She said it for him. “How did a little old lady kill all those strong men and women?”

He shrugged. “Well. Yeah. Sorry, I never saw the show.”

She pulled a pair of knitting needles out of her purse with some unknown piece of bright purple fabric hanging from them. “Trade secret, I’m afraid, my dear. Maybe you’ll watch this season.”

He nodded. “Definitely.”

The monorail began slowing then, and they pulled into a brightly lit, wide-open station. Crowds crushed against their car, slapping it even as it slid by. They screamed and shouted, waved signs splashed with red paint (Marco hoped it was red paint, anyway). They surged when the doors opened, eager to get at Heather, who sat calmly in her seat. Marco was unsure whether they wanted to worship her or kill her, but Seven stood and spread his tentacles out to span the doorway, blocking the entrance.

“Step back, make room,” he said, and the crowd immediately fell back, cowed.

Marco could understand why. The Li-Jun had not shouted, but along with his words were the scent of a sour, panicked body odor – pheromones? – And visuals appeared in his mind of frightened rabbits running from a keen-eyed hawk.

Seven swiveled his head around to face them, like an owl. “It’s safe now.” Marco had the feeling of being embraced by a strong, loving mother figure, and immediately relaxed.

Heather The Red Granny stood and patted her hair. She stowed her knitting and picked up her shoulder bag, and Seven got their larger luggage.

“Come along dear,” Heather said to Marco, and they exited the monorail.

Hostility and frantic desire wafted from the crowd as they walked by, the silent tension making Marco wish they’d turn toward the other cars of the monorail, where the passengers were trying to fight their way through the crowds.

Some of the signs said, “RED GRANNY IS OUR SAVIOUR” and others proclaimed “HOW MUCH MORE BLOOD WILL SHE SPILL?” Some of the people had red paint poured over their faces, giving them a gory, gruesome look. Most of these garish people carried signs that called for Heather’s retirement from the game, others called for her death.

“Who are all these people?” Marco whispered.

“My fans,” she replied.

“They can’t all be fans. It looks like some want you dead!” he said.

“They’re the most fanatic of all,” she said, looking straight ahead. “Come on, let’s go meet our patron.”

***
Excerpt from the Marco and the Red Granny, published by Restless Brain Media at Smashwords.

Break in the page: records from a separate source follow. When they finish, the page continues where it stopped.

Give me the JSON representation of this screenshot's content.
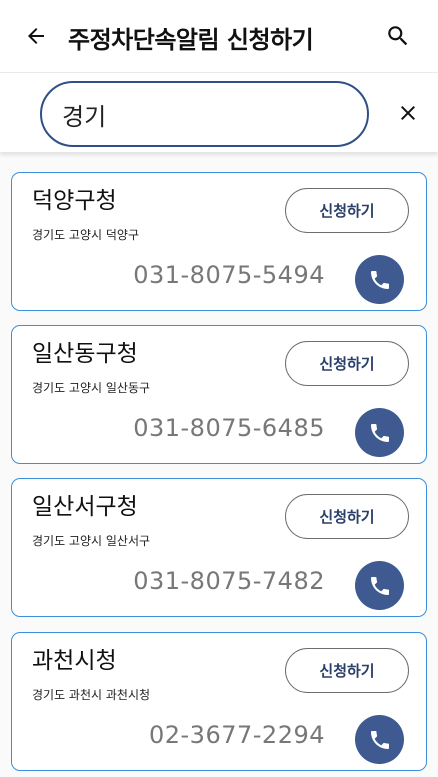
{
  "header": {
    "title": "주정차단속알림 신청하기",
    "back_icon": "arrow-left-icon",
    "search_icon": "search-icon"
  },
  "search": {
    "value": "경기",
    "clear_icon": "close-icon",
    "border_color": "#2f4f86"
  },
  "offices": [
    {
      "name": "덕양구청",
      "address": "경기도 고양시 덕양구",
      "phone": "031-8075-5494",
      "apply_label": "신청하기"
    },
    {
      "name": "일산동구청",
      "address": "경기도 고양시 일산동구",
      "phone": "031-8075-6485",
      "apply_label": "신청하기"
    },
    {
      "name": "일산서구청",
      "address": "경기도 고양시 일산서구",
      "phone": "031-8075-7482",
      "apply_label": "신청하기"
    },
    {
      "name": "과천시청",
      "address": "경기도 과천시 과천시청",
      "phone": "02-3677-2294",
      "apply_label": "신청하기"
    }
  ],
  "colors": {
    "card_border": "#3b8fdb",
    "call_button": "#3e5a90",
    "apply_text": "#2a3f6a"
  }
}
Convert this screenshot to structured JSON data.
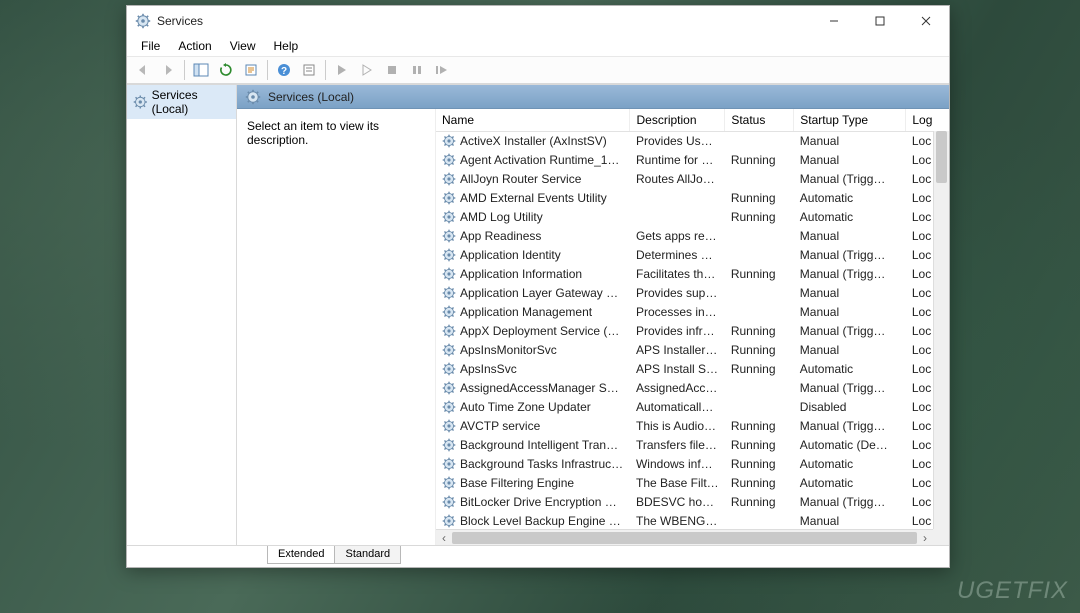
{
  "window": {
    "title": "Services"
  },
  "menu": {
    "file": "File",
    "action": "Action",
    "view": "View",
    "help": "Help"
  },
  "tree": {
    "root": "Services (Local)"
  },
  "header": {
    "title": "Services (Local)"
  },
  "desc_pane": {
    "prompt": "Select an item to view its description."
  },
  "columns": {
    "name": "Name",
    "description": "Description",
    "status": "Status",
    "startup": "Startup Type",
    "logon": "Log"
  },
  "tabs": {
    "extended": "Extended",
    "standard": "Standard"
  },
  "watermark": "UGETFIX",
  "services": [
    {
      "name": "ActiveX Installer (AxInstSV)",
      "desc": "Provides Use…",
      "status": "",
      "startup": "Manual",
      "logon": "Loc"
    },
    {
      "name": "Agent Activation Runtime_1…",
      "desc": "Runtime for …",
      "status": "Running",
      "startup": "Manual",
      "logon": "Loc"
    },
    {
      "name": "AllJoyn Router Service",
      "desc": "Routes AllJo…",
      "status": "",
      "startup": "Manual (Trigg…",
      "logon": "Loc"
    },
    {
      "name": "AMD External Events Utility",
      "desc": "",
      "status": "Running",
      "startup": "Automatic",
      "logon": "Loc"
    },
    {
      "name": "AMD Log Utility",
      "desc": "",
      "status": "Running",
      "startup": "Automatic",
      "logon": "Loc"
    },
    {
      "name": "App Readiness",
      "desc": "Gets apps re…",
      "status": "",
      "startup": "Manual",
      "logon": "Loc"
    },
    {
      "name": "Application Identity",
      "desc": "Determines …",
      "status": "",
      "startup": "Manual (Trigg…",
      "logon": "Loc"
    },
    {
      "name": "Application Information",
      "desc": "Facilitates th…",
      "status": "Running",
      "startup": "Manual (Trigg…",
      "logon": "Loc"
    },
    {
      "name": "Application Layer Gateway S…",
      "desc": "Provides sup…",
      "status": "",
      "startup": "Manual",
      "logon": "Loc"
    },
    {
      "name": "Application Management",
      "desc": "Processes in…",
      "status": "",
      "startup": "Manual",
      "logon": "Loc"
    },
    {
      "name": "AppX Deployment Service (A…",
      "desc": "Provides infr…",
      "status": "Running",
      "startup": "Manual (Trigg…",
      "logon": "Loc"
    },
    {
      "name": "ApsInsMonitorSvc",
      "desc": "APS Installer …",
      "status": "Running",
      "startup": "Manual",
      "logon": "Loc"
    },
    {
      "name": "ApsInsSvc",
      "desc": "APS Install S…",
      "status": "Running",
      "startup": "Automatic",
      "logon": "Loc"
    },
    {
      "name": "AssignedAccessManager Ser…",
      "desc": "AssignedAcc…",
      "status": "",
      "startup": "Manual (Trigg…",
      "logon": "Loc"
    },
    {
      "name": "Auto Time Zone Updater",
      "desc": "Automaticall…",
      "status": "",
      "startup": "Disabled",
      "logon": "Loc"
    },
    {
      "name": "AVCTP service",
      "desc": "This is Audio…",
      "status": "Running",
      "startup": "Manual (Trigg…",
      "logon": "Loc"
    },
    {
      "name": "Background Intelligent Tran…",
      "desc": "Transfers file…",
      "status": "Running",
      "startup": "Automatic (De…",
      "logon": "Loc"
    },
    {
      "name": "Background Tasks Infrastruc…",
      "desc": "Windows inf…",
      "status": "Running",
      "startup": "Automatic",
      "logon": "Loc"
    },
    {
      "name": "Base Filtering Engine",
      "desc": "The Base Filt…",
      "status": "Running",
      "startup": "Automatic",
      "logon": "Loc"
    },
    {
      "name": "BitLocker Drive Encryption S…",
      "desc": "BDESVC hos…",
      "status": "Running",
      "startup": "Manual (Trigg…",
      "logon": "Loc"
    },
    {
      "name": "Block Level Backup Engine S…",
      "desc": "The WBENGI…",
      "status": "",
      "startup": "Manual",
      "logon": "Loc"
    }
  ]
}
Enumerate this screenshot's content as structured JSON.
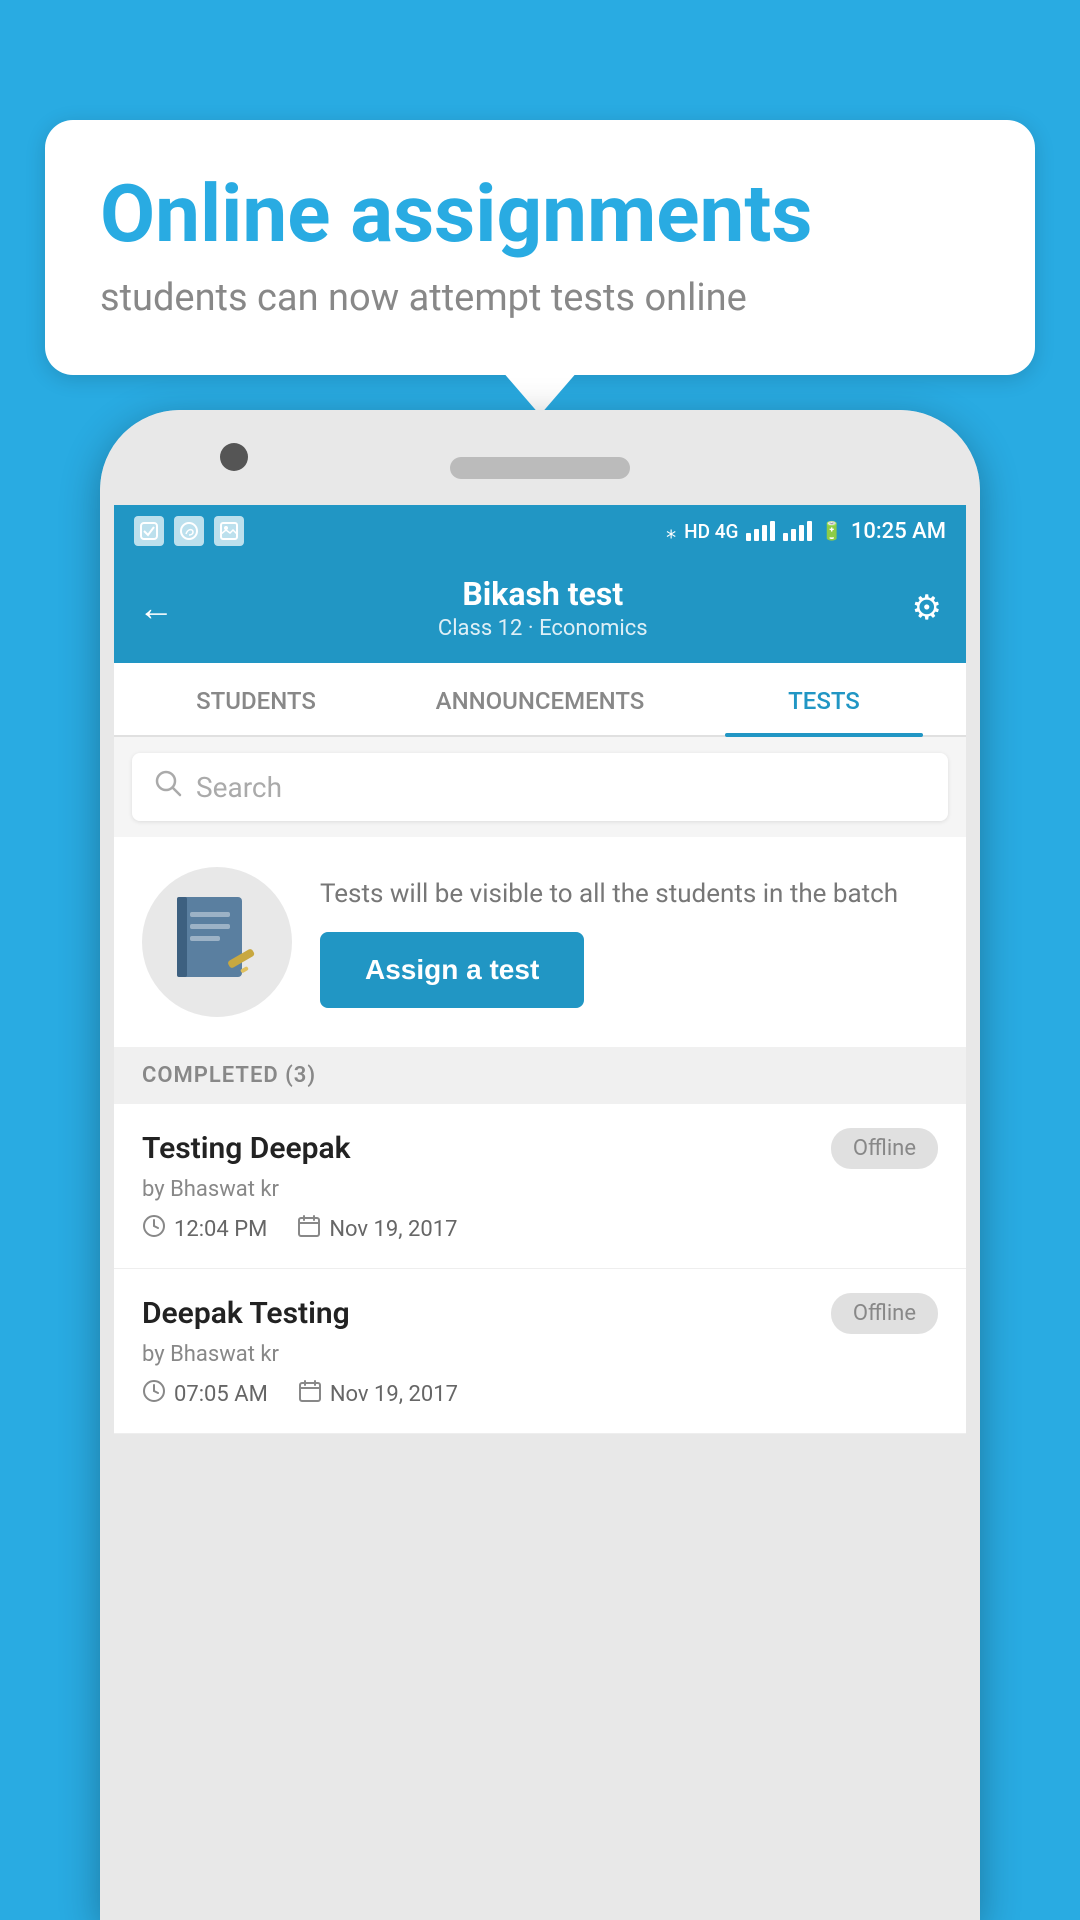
{
  "background_color": "#29ABE2",
  "speech_bubble": {
    "title": "Online assignments",
    "subtitle": "students can now attempt tests online"
  },
  "status_bar": {
    "time": "10:25 AM",
    "network": "HD 4G",
    "bluetooth": "⁎"
  },
  "app_header": {
    "title": "Bikash test",
    "subtitle": "Class 12 · Economics",
    "back_label": "←",
    "settings_label": "⚙"
  },
  "tabs": [
    {
      "label": "STUDENTS",
      "active": false
    },
    {
      "label": "ANNOUNCEMENTS",
      "active": false
    },
    {
      "label": "TESTS",
      "active": true
    }
  ],
  "search": {
    "placeholder": "Search"
  },
  "assign_section": {
    "description": "Tests will be visible to all the students in the batch",
    "button_label": "Assign a test"
  },
  "completed_header": "COMPLETED (3)",
  "test_items": [
    {
      "name": "Testing Deepak",
      "author": "by Bhaswat kr",
      "time": "12:04 PM",
      "date": "Nov 19, 2017",
      "badge": "Offline"
    },
    {
      "name": "Deepak Testing",
      "author": "by Bhaswat kr",
      "time": "07:05 AM",
      "date": "Nov 19, 2017",
      "badge": "Offline"
    }
  ]
}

Copyright 2010 Mur Lafferty.

Mur Lafferty is an author and podcast producer. She has released several works via audio podcast, including her novel Playing For Keeps, the novellas in the Heaven series, the audio drama The Takeover, and many others. She’s won the Parsec Award and the Podcast Peer award. Her published works include Playing For Keeps (Swarm), Nanovor: Hacked (Running Press Kids), and Tricks of the Podcasting Masters (Que), not to mention several short stories. She is the host of I Should Be Writing and the Angry Robot podcasts, as well as the editor of Escape Pod, the sci-fi audio magazine. Marco and the Red Granny was originally published as the premier podcast serial at Hub Magazine, and is available for Kindle via Amazon.

Mur lives in Durham, NC with her husband, Jim Van Verth, their daughter, and two dogs. You can find her in the Murverse, at Smashwords and on Twitter.